SRE, or Site Reliability Engineering, has grown into a significant force during the past 10 years. What is SRE, and is there room for Test Engineers to start a new career in this highly demanded discipline? This two-part series explains SRE and explores the career opportunities.
What is SRE?
In the acronym “SRE,” the original interpretation of the “S” was “site,” as in “website.” It has expanded over time to include “system,” “service,” “software,” and even more widely used, “online stuff.” The “R” stands for “reliability,” but “resilience” could also be used. The “E” stands for the practice, “engineering” or the people, “engineers.”
The term SRE was first applied to a designated role at Google around 2003 by Ben Treynor Sloss, VP Engineering. He defined SRE in a Google interview, saying:
“Fundamentally, it’s what happens when you ask a software engineer to design an operations function…So SRE is fundamentally doing work that has historically been done by an operations team, but using engineers with software expertise, and banking on the fact that these engineers are inherently both predisposed to, and have the ability to, substitute automation for human labor.”
Google are pioneers behind this growing movement, and the rest of the industry has adopted SRE on its own terms, with results varying widely from company to company. Tammy Butow, SRE Manager at Dropbox, shares her definition:
“SREs are Software Engineers who specialize in reliability. SREs apply the principles of computer science and engineering to the design and development of computer systems: generally, large distributed ones.”
Site Reliability Engineering is, first and foremost, an outgrowth of the “always-on” world of online services and these could be anything from Infrastructure (IaaS), Networking (NaaS) to Software (SaaS) and Platforms (PaaS). This is a broad discipline and requires skills to run a large, distributed site. It removes the conjecture and debate over what can be launched and when. SRE introduces unique metrics, such as service-level indicators (SLIs), service-level objectives (SLOs) and service-level agreements (SLAs) to continuously oversee the reliability of the product.
Ultimately, choosing appropriate metrics is helping to drive the right action if something goes wrong, and also gives an SRE team confidence that a service is healthy.
SLI, SLO & SLA
An SLI is a service-level indicator. It’s what you measure and where measurement is taken. Below is a list of common SLIs:
- Error rate
An SLO is a service-level objective. It’s the goal or threshold of acceptable values for SLI within the given period of time.

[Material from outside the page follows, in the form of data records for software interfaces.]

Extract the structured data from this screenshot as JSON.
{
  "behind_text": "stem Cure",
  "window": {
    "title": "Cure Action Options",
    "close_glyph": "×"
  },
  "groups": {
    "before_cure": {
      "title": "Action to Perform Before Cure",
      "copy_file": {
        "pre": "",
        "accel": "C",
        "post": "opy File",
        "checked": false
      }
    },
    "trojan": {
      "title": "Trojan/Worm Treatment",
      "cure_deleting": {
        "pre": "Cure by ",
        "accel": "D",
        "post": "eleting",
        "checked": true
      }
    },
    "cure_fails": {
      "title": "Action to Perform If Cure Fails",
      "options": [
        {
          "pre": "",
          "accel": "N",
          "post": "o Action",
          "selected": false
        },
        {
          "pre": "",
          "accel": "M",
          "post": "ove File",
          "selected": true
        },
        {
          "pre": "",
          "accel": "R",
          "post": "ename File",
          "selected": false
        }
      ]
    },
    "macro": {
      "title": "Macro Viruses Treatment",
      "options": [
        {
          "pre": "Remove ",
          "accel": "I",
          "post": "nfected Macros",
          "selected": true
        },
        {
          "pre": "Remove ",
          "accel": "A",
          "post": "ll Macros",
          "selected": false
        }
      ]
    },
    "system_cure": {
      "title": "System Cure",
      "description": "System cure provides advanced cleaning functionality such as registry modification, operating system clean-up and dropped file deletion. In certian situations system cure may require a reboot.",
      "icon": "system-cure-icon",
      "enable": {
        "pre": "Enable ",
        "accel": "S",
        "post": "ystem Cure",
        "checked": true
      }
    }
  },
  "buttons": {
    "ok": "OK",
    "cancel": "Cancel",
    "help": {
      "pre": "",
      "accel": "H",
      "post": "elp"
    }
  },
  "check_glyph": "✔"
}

Finally, SLA stands for service-level agreements. It’s a business promise to customers derived from meeting (or missing) the SLOs they contain. In other words, SLA defines how reliable the system needs to be to end-users. If the team agrees on a 99.9% SLA, that sets an error budget of 0.1%. An error budget is the maximum allowable threshold for errors and outages.
The high-level SRE responsibility may include addressing infrastructure and operations problems as code, reducing toil, and sharing ownership of production issues with the product development team. Let me highlight some areas that SRE teams own and refer to:
- Monitoring and observability
- Incident response and reviews
- Data center
- Container platform
- Automation, Release Engineering
As a discipline, SREs are devoted to helping an organization sustainably achieve the appropriate level of reliability for its services by implementing and continually improving data-informed production feedback loops to balance availability, performance and agility.
SRE and DevOps
After learning about the definition of SRE and role descriptions, you may ask where DevOps fits into all this reliability movement? The answer is: they work in tandem.
A quote from the Google SRE handbook explains:
“The term ‘DevOps’ emerged in industry in late 2008 and as of this writing (early 2016) is still in a state of flux. Its core principles—involvement of the IT function in each phase of a system’s design and development, heavy reliance on automation versus human effort, the application of engineering practices and tools to operations tasks—are consistent with many of SRE’s principles and practices.
One could view DevOps as a generalization of several core SRE principles to a wider range of organizations, management structures, and personnel. One could equivalently view SRE as a specific implementation of DevOps with some idiosyncratic extensions.”
DevOps focuses on engineering continuous delivery and continuous testing to the point of deployment. This can be achieved by bringing dev, test and ops teams closer together.
SRE focuses on engineering continuous operations at the point of customer consumption – achieving reliability that satisfies users is the main goal. For most organizations, users will want not only reliability but new features too, so SREs fold in practices for improving software delivery.
The speed of deployment is important, in part, because it means a developer can revert code and fix issues sooner. DevOps creates tighter feedback loops for improving the software delivery process.
You can’t achieve SRE without being a learning organization. Your systems are always changing, and you need to keep learning to be able to manage that complexity to achieve the reliability you want. SREs do this by implementing DevOps practices.
In the next article in this series, we discuss if Test Engineers should consider changing roles to SRE.